TASK BRIEF - Omit the images, then output each of the records below exactly.

INFORMATION PROVIDED -
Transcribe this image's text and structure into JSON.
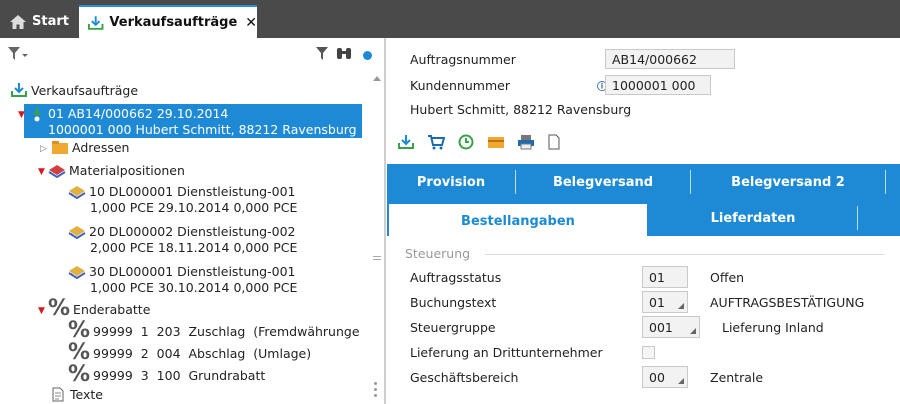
{
  "tabs": {
    "start": "Start",
    "active": "Verkaufsaufträge"
  },
  "tree": {
    "root": "Verkaufsaufträge",
    "selected_line1": "01 AB14/000662 29.10.2014",
    "selected_line2": "1000001 000 Hubert Schmitt, 88212 Ravensburg",
    "adressen": "Adressen",
    "materialpositionen": "Materialpositionen",
    "positions": [
      {
        "line1": "10 DL000001 Dienstleistung-001",
        "line2": "1,000 PCE 29.10.2014 0,000 PCE"
      },
      {
        "line1": "20 DL000002 Dienstleistung-002",
        "line2": "2,000 PCE 18.11.2014 0,000 PCE"
      },
      {
        "line1": "30 DL000001 Dienstleistung-001",
        "line2": "1,000 PCE 30.10.2014 0,000 PCE"
      }
    ],
    "enderabatte": "Enderabatte",
    "rabatte": [
      "99999  1  203  Zuschlag  (Fremdwährunge",
      "99999  2  004  Abschlag  (Umlage)",
      "99999  3  100  Grundrabatt"
    ],
    "texte": "Texte"
  },
  "header": {
    "auftragsnummer_label": "Auftragsnummer",
    "auftragsnummer_value": "AB14/000662",
    "kundennummer_label": "Kundennummer",
    "kundennummer_value": "1000001 000",
    "kunde": "Hubert Schmitt, 88212 Ravensburg"
  },
  "tabs_row1": [
    "Provision",
    "Belegversand",
    "Belegversand 2"
  ],
  "tabs_row2": [
    "Bestellangaben",
    "Lieferdaten"
  ],
  "steuerung": {
    "title": "Steuerung",
    "auftragsstatus_label": "Auftragsstatus",
    "auftragsstatus_value": "01",
    "auftragsstatus_text": "Offen",
    "buchungstext_label": "Buchungstext",
    "buchungstext_value": "01",
    "buchungstext_text": "AUFTRAGSBESTÄTIGUNG",
    "steuergruppe_label": "Steuergruppe",
    "steuergruppe_value": "001",
    "steuergruppe_text": "Lieferung Inland",
    "drittunternehmer_label": "Lieferung an Drittunternehmer",
    "geschaeftsbereich_label": "Geschäftsbereich",
    "geschaeftsbereich_value": "00",
    "geschaeftsbereich_text": "Zentrale"
  },
  "colors": {
    "accent": "#1e8ad6",
    "topbar": "#4a4a4a",
    "tree_red": "#d41a1a"
  }
}
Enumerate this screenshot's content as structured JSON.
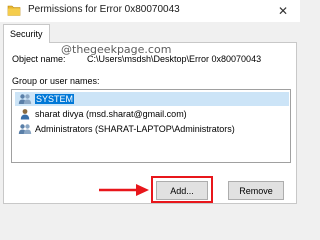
{
  "window": {
    "title": "Permissions for Error 0x80070043",
    "close_glyph": "✕"
  },
  "tabs": [
    {
      "label": "Security"
    }
  ],
  "security": {
    "object_name_label": "Object name:",
    "object_name_value": "C:\\Users\\msdsh\\Desktop\\Error 0x80070043",
    "group_label": "Group or user names:",
    "users": [
      {
        "label": "SYSTEM",
        "icon": "user-group-icon",
        "selected": true
      },
      {
        "label": "sharat divya (msd.sharat@gmail.com)",
        "icon": "user-icon",
        "selected": false
      },
      {
        "label": "Administrators (SHARAT-LAPTOP\\Administrators)",
        "icon": "user-group-icon",
        "selected": false
      }
    ],
    "add_label": "Add...",
    "remove_label": "Remove"
  },
  "watermark": "@thegeekpage.com",
  "annotation": {
    "highlight_color": "#e8161b",
    "arrow_color": "#e8161b"
  }
}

OUTPUT OF THE TASK -
Transcribe this image's text and structure into JSON.
{
  "tabs": {
    "start": "Start",
    "active": "Verkaufsaufträge"
  },
  "tree": {
    "root": "Verkaufsaufträge",
    "selected_line1": "01 AB14/000662 29.10.2014",
    "selected_line2": "1000001 000 Hubert Schmitt, 88212 Ravensburg",
    "adressen": "Adressen",
    "materialpositionen": "Materialpositionen",
    "positions": [
      {
        "line1": "10 DL000001 Dienstleistung-001",
        "line2": "1,000 PCE 29.10.2014 0,000 PCE"
      },
      {
        "line1": "20 DL000002 Dienstleistung-002",
        "line2": "2,000 PCE 18.11.2014 0,000 PCE"
      },
      {
        "line1": "30 DL000001 Dienstleistung-001",
        "line2": "1,000 PCE 30.10.2014 0,000 PCE"
      }
    ],
    "enderabatte": "Enderabatte",
    "rabatte": [
      "99999  1  203  Zuschlag  (Fremdwährunge",
      "99999  2  004  Abschlag  (Umlage)",
      "99999  3  100  Grundrabatt"
    ],
    "texte": "Texte"
  },
  "header": {
    "auftragsnummer_label": "Auftragsnummer",
    "auftragsnummer_value": "AB14/000662",
    "kundennummer_label": "Kundennummer",
    "kundennummer_value": "1000001 000",
    "kunde": "Hubert Schmitt, 88212 Ravensburg"
  },
  "tabs_row1": [
    "Provision",
    "Belegversand",
    "Belegversand 2"
  ],
  "tabs_row2": [
    "Bestellangaben",
    "Lieferdaten"
  ],
  "steuerung": {
    "title": "Steuerung",
    "auftragsstatus_label": "Auftragsstatus",
    "auftragsstatus_value": "01",
    "auftragsstatus_text": "Offen",
    "buchungstext_label": "Buchungstext",
    "buchungstext_value": "01",
    "buchungstext_text": "AUFTRAGSBESTÄTIGUNG",
    "steuergruppe_label": "Steuergruppe",
    "steuergruppe_value": "001",
    "steuergruppe_text": "Lieferung Inland",
    "drittunternehmer_label": "Lieferung an Drittunternehmer",
    "geschaeftsbereich_label": "Geschäftsbereich",
    "geschaeftsbereich_value": "00",
    "geschaeftsbereich_text": "Zentrale"
  },
  "colors": {
    "accent": "#1e8ad6",
    "topbar": "#4a4a4a",
    "tree_red": "#d41a1a"
  }
}
Enumerate this screenshot's content as structured JSON.
{
  "window": {
    "title": "Permissions for Error 0x80070043",
    "close_glyph": "✕"
  },
  "tabs": [
    {
      "label": "Security"
    }
  ],
  "security": {
    "object_name_label": "Object name:",
    "object_name_value": "C:\\Users\\msdsh\\Desktop\\Error 0x80070043",
    "group_label": "Group or user names:",
    "users": [
      {
        "label": "SYSTEM",
        "icon": "user-group-icon",
        "selected": true
      },
      {
        "label": "sharat divya (msd.sharat@gmail.com)",
        "icon": "user-icon",
        "selected": false
      },
      {
        "label": "Administrators (SHARAT-LAPTOP\\Administrators)",
        "icon": "user-group-icon",
        "selected": false
      }
    ],
    "add_label": "Add...",
    "remove_label": "Remove"
  },
  "watermark": "@thegeekpage.com",
  "annotation": {
    "highlight_color": "#e8161b",
    "arrow_color": "#e8161b"
  }
}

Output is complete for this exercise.